• [Instructions for the task]
Which lines in the data below contain the string "none"? Show each one.

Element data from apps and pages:

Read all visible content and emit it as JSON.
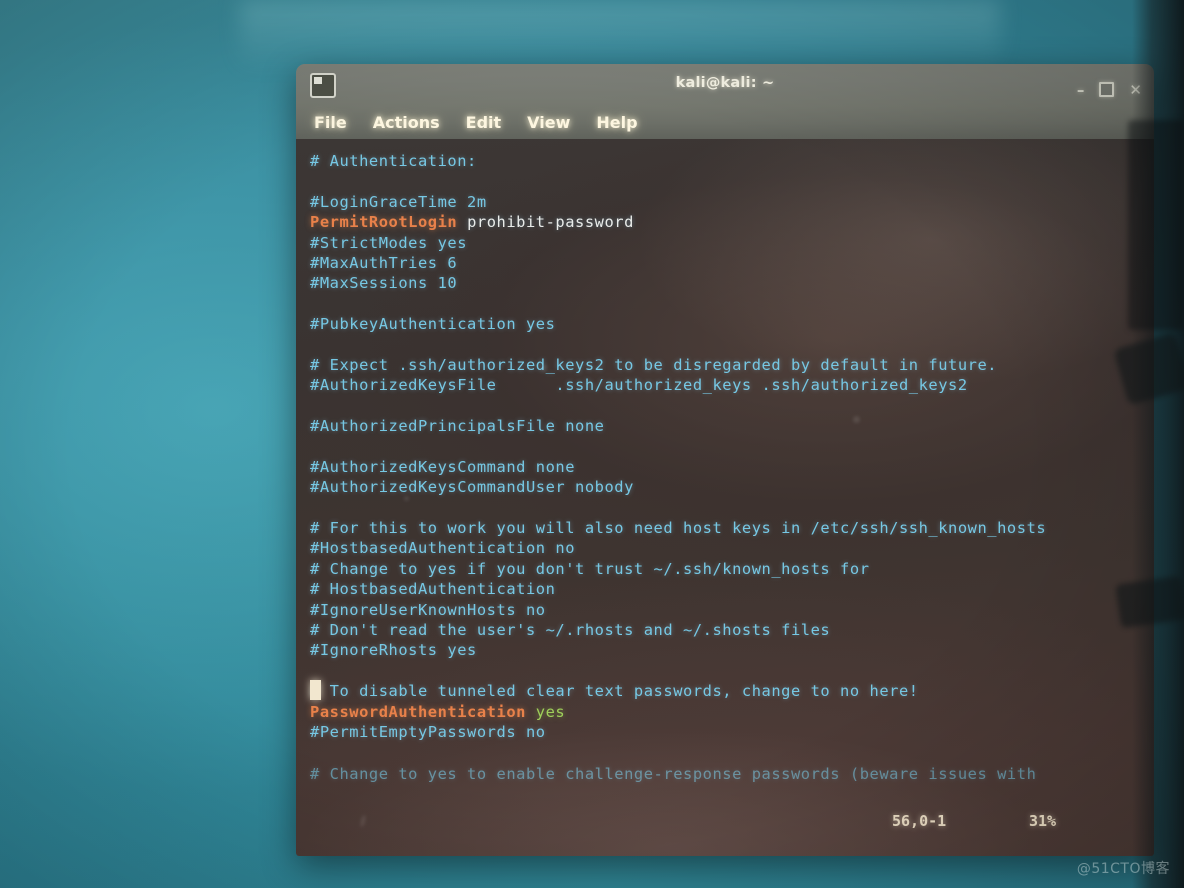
{
  "desktop": {
    "background_color": "#2f8395",
    "watermark": "@51CTO博客"
  },
  "window": {
    "title": "kali@kali: ~",
    "icon": "terminal-icon",
    "controls": {
      "minimize": "–",
      "maximize": "□",
      "close": "✕"
    },
    "menu": [
      {
        "label": "File"
      },
      {
        "label": "Actions"
      },
      {
        "label": "Edit"
      },
      {
        "label": "View"
      },
      {
        "label": "Help"
      }
    ]
  },
  "editor": {
    "app": "vim",
    "file_hint": "/etc/ssh/sshd_config",
    "colors": {
      "comment": "#76c8e4",
      "keyword": "#e8814a",
      "value": "#e9ecea",
      "green_value": "#9fd05a",
      "background": "#3a3331",
      "cursor": "#f2e7cf"
    },
    "cursor_line_index": 26,
    "status": {
      "ruler": "56,0-1",
      "percent": "31%"
    },
    "lines": [
      {
        "segments": [
          {
            "text": "# Authentication:",
            "style": "comment"
          }
        ]
      },
      {
        "segments": []
      },
      {
        "segments": [
          {
            "text": "#LoginGraceTime 2m",
            "style": "comment"
          }
        ]
      },
      {
        "segments": [
          {
            "text": "PermitRootLogin",
            "style": "keyword"
          },
          {
            "text": " prohibit-password",
            "style": "value"
          }
        ]
      },
      {
        "segments": [
          {
            "text": "#StrictModes yes",
            "style": "comment"
          }
        ]
      },
      {
        "segments": [
          {
            "text": "#MaxAuthTries 6",
            "style": "comment"
          }
        ]
      },
      {
        "segments": [
          {
            "text": "#MaxSessions 10",
            "style": "comment"
          }
        ]
      },
      {
        "segments": []
      },
      {
        "segments": [
          {
            "text": "#PubkeyAuthentication yes",
            "style": "comment"
          }
        ]
      },
      {
        "segments": []
      },
      {
        "segments": [
          {
            "text": "# Expect .ssh/authorized_keys2 to be disregarded by default in future.",
            "style": "comment"
          }
        ]
      },
      {
        "segments": [
          {
            "text": "#AuthorizedKeysFile\t.ssh/authorized_keys .ssh/authorized_keys2",
            "style": "comment"
          }
        ]
      },
      {
        "segments": []
      },
      {
        "segments": [
          {
            "text": "#AuthorizedPrincipalsFile none",
            "style": "comment"
          }
        ]
      },
      {
        "segments": []
      },
      {
        "segments": [
          {
            "text": "#AuthorizedKeysCommand none",
            "style": "comment"
          }
        ]
      },
      {
        "segments": [
          {
            "text": "#AuthorizedKeysCommandUser nobody",
            "style": "comment"
          }
        ]
      },
      {
        "segments": []
      },
      {
        "segments": [
          {
            "text": "# For this to work you will also need host keys in /etc/ssh/ssh_known_hosts",
            "style": "comment"
          }
        ]
      },
      {
        "segments": [
          {
            "text": "#HostbasedAuthentication no",
            "style": "comment"
          }
        ]
      },
      {
        "segments": [
          {
            "text": "# Change to yes if you don't trust ~/.ssh/known_hosts for",
            "style": "comment"
          }
        ]
      },
      {
        "segments": [
          {
            "text": "# HostbasedAuthentication",
            "style": "comment"
          }
        ]
      },
      {
        "segments": [
          {
            "text": "#IgnoreUserKnownHosts no",
            "style": "comment"
          }
        ]
      },
      {
        "segments": [
          {
            "text": "# Don't read the user's ~/.rhosts and ~/.shosts files",
            "style": "comment"
          }
        ]
      },
      {
        "segments": [
          {
            "text": "#IgnoreRhosts yes",
            "style": "comment"
          }
        ]
      },
      {
        "segments": []
      },
      {
        "segments": [
          {
            "text": "# To disable tunneled clear text passwords, change to no here!",
            "style": "comment"
          }
        ]
      },
      {
        "segments": [
          {
            "text": "PasswordAuthentication",
            "style": "keyword"
          },
          {
            "text": " yes",
            "style": "green"
          }
        ]
      },
      {
        "segments": [
          {
            "text": "#PermitEmptyPasswords no",
            "style": "comment"
          }
        ]
      },
      {
        "segments": []
      },
      {
        "segments": [
          {
            "text": "# Change to yes to enable challenge-response passwords (beware issues with",
            "style": "comment"
          }
        ]
      }
    ]
  }
}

• [Written solution]
            "text": "#AuthorizedPrincipalsFile none",
            "text": "#AuthorizedKeysCommand none",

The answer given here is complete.